It took me till yesterday’s Great Pension Transfer Debate to properly understand the strength of our personal financial advisory profession. Nearly 250 IFAs gave up a day to learn and share experience advising clients about their defined benefit rights. The feedback I got as chair was that this was not a wasted day; the feedback I give as chair is that this was an enlightenment for me (and I suspect many of my colleagues on the corporate side of the fence).
The success of the conference suggests that the organically created days like this one, are more valued than events dominated by a house view of a sponsor. There was no IFA trade body, no corporate marketing team and no product placement in solid eight hours of debate.
That said, this needed Royal London (who paid for the sound and vision), Aberdeen who helped out on premises , lang cat who organised the support before and on the day and First Actuarial who did the teas and biscuits!
But the spontaneous cheers at the end of the day were for one man, Al Rush @raf_ifa whose idea was this and who had the enthusiasm, friendship and spirit to bring us all to the table. Al’s told me he wants no reward for the day, all that I can give him is the thanks he deserves
No quiet event!
I chaired the day which was a wonderful privilege! The job was a doddle as not one of the presentations was weak and many quite outstanding. My favourite was Gregg McClymont’s – delivered from a soapbox in the break-out area to delegates queuing or eating their lunch. I sense that Gregg felt he struggled, he certainly had a lot of external noise to get over, but he delivered as is he was at the despatch box at the Commons!
If Gregg had to contend with extraneous noise, others had to deal with an audience that took little for granted. Well done John Ralfe for not giving an inch in his barmy views! John’s refusal to concede an equity premium is a marvel to behold, his “equity magic beans” a joy!
Things were no quieter on the web. The event’s hashtag #pensiondebate spent the whole day trending on twitter and much of the afternoon at #2. It dislodged everything but #heatwaveuk !
Heatwave – phew what a scorcher!
I admire the stoicism of the audience- the room was naturally ventilated but had no air-conditioning.

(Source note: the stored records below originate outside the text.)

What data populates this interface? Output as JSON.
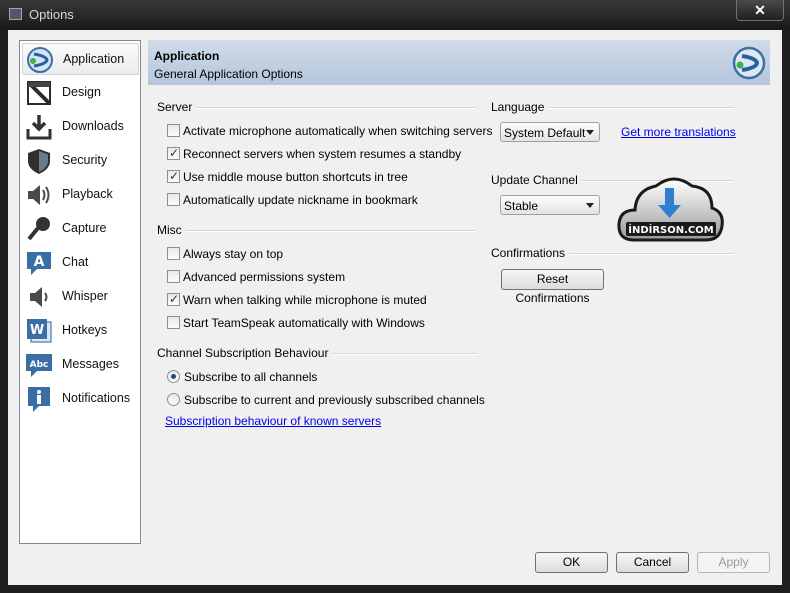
{
  "window": {
    "title": "Options",
    "close_glyph": "✕"
  },
  "sidebar": {
    "items": [
      {
        "label": "Application",
        "icon": "teamspeak-logo-icon",
        "selected": true
      },
      {
        "label": "Design",
        "icon": "design-icon"
      },
      {
        "label": "Downloads",
        "icon": "download-icon"
      },
      {
        "label": "Security",
        "icon": "shield-icon"
      },
      {
        "label": "Playback",
        "icon": "speaker-icon"
      },
      {
        "label": "Capture",
        "icon": "microphone-icon"
      },
      {
        "label": "Chat",
        "icon": "chat-icon"
      },
      {
        "label": "Whisper",
        "icon": "whisper-speaker-icon"
      },
      {
        "label": "Hotkeys",
        "icon": "hotkeys-icon"
      },
      {
        "label": "Messages",
        "icon": "messages-icon"
      },
      {
        "label": "Notifications",
        "icon": "info-icon"
      }
    ]
  },
  "header": {
    "title": "Application",
    "subtitle": "General Application Options"
  },
  "server": {
    "label": "Server",
    "options": [
      {
        "label": "Activate microphone automatically when switching servers",
        "checked": false
      },
      {
        "label": "Reconnect servers when system resumes a standby",
        "checked": true
      },
      {
        "label": "Use middle mouse button shortcuts in tree",
        "checked": true
      },
      {
        "label": "Automatically update nickname in bookmark",
        "checked": false
      }
    ]
  },
  "misc": {
    "label": "Misc",
    "options": [
      {
        "label": "Always stay on top",
        "checked": false
      },
      {
        "label": "Advanced permissions system",
        "checked": false
      },
      {
        "label": "Warn when talking while microphone is muted",
        "checked": true
      },
      {
        "label": "Start TeamSpeak automatically with Windows",
        "checked": false
      }
    ]
  },
  "subscription": {
    "label": "Channel Subscription Behaviour",
    "options": [
      {
        "label": "Subscribe to all channels",
        "checked": true
      },
      {
        "label": "Subscribe to current and previously subscribed channels",
        "checked": false
      }
    ],
    "link": "Subscription behaviour of known servers"
  },
  "language": {
    "label": "Language",
    "value": "System Default",
    "link": "Get more translations"
  },
  "update_channel": {
    "label": "Update Channel",
    "value": "Stable"
  },
  "confirmations": {
    "label": "Confirmations",
    "button": "Reset Confirmations"
  },
  "watermark": {
    "text": "İNDİRSON.COM"
  },
  "footer": {
    "ok": "OK",
    "cancel": "Cancel",
    "apply": "Apply"
  },
  "colors": {
    "header_bg": "#c3d2e4",
    "link": "#0000ee",
    "ts_blue": "#2a5f9e"
  }
}
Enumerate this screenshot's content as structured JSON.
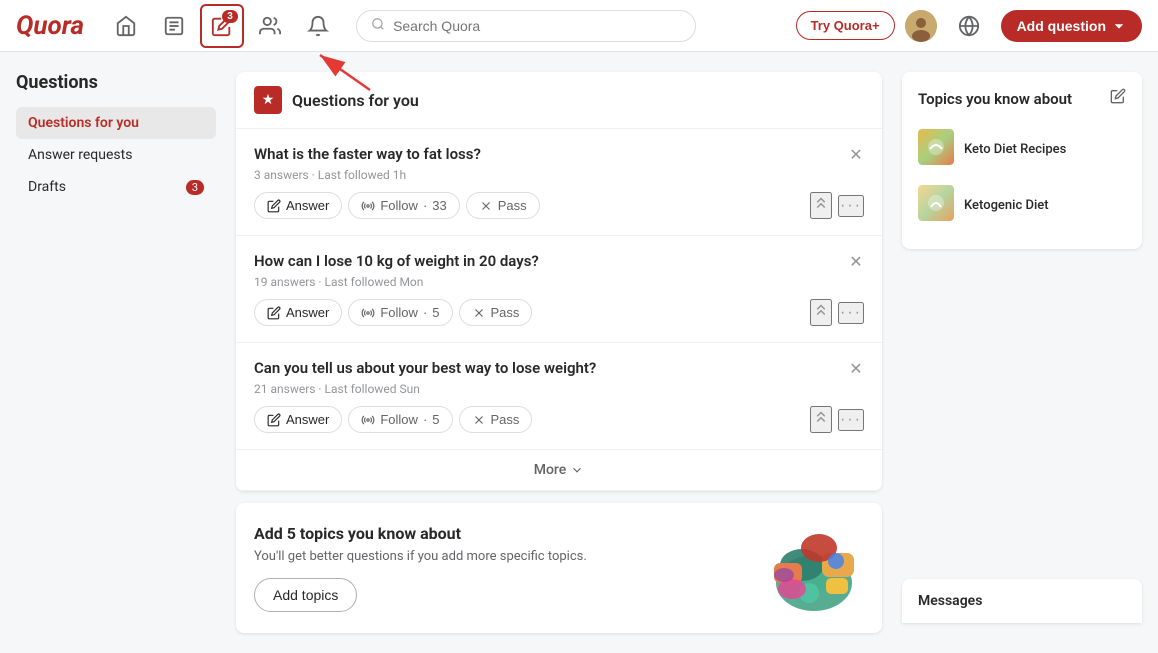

The energy on stage was matched by a barrage of questions that greeted each new speaker. Each session was a debate and the panel session at the end , was a marvel! Eugene, Al Cunningham and Gill Cardy led but there seemed hardly a person in the room who had not made a personal contribution in one of the best sessions of the day.
Particular thanks go to Alan Smith and Rory Percival who created the foundations for the day with two measured and thoughtful sessions on the actuarial basis for CETV valuations and the current developments at the FCA.
This is not to downplay the showcase contributions by Abraham and Gregg Davies on sustainability and behaviouralism. But they would not have had the freedom to be brilliant without the platform developed earlier.
Michelle Cracknell delivered a beautifully poised session on external perceptions of advisors , using audio clips and posted comments from “customers” outside the bubble. As an ex-IFA and current actuary, Michelle is the real deal and probably carries more affection and respect than any other pension civil servant. Talking of which it was good to see the DWP spending the day with us – most appreciated!
I sat next to Steve Webb in the afternoon , before and after his session. He spoke for 20 minutes and took questions for 40 – how we miss him in parliament.
His big idea is to offer partial transfers. He has the support of First Actuarial – overtly given on the day by Alan Smith.
It is up to organisations such as First Actuarial to convey to Trustees the value to members of a flexible approach where part of a defined benefit pension can be taken as pension, and part released to be drawn-down more flexibly.
This isn’t quite Webb’s wonder, the idea has been knocking around for a couple of years, but this is the first time I have heard it explained in the context of financial planning and it gets my support to. It needs a Steve Webb to take this forward. Let’s hope that the new Ministerial team at the DWP get to hear of it.
To happen , we need tPR’s support and that needs a general consent that partial CETVs can be accommodated into scheme rules and easily administrated. Nothing suggests we need new legislation, just a new approach!
The post RDR IFA
There may be less IFAs, but those who have survived the RDR are prospering. The car-park wasn’t full of swank, you couldn’t imagine the majority of the audience swilling whisky in the club-house. This was a deadly serious day when everyone got stuck in.
I was hugely impressed with what I saw and look forward to revivals of the energy and spirit that brought so many good people together.
I had started my day grieving at the insanity of religious hate crimes but finished it travelling home with Fiona Tait, now of Intelligent Pensions. She embodies the new spirit of diversity, responsibility and capability that underpinned this conference. We wish Intelligent Pensions well as it reorganises its offering.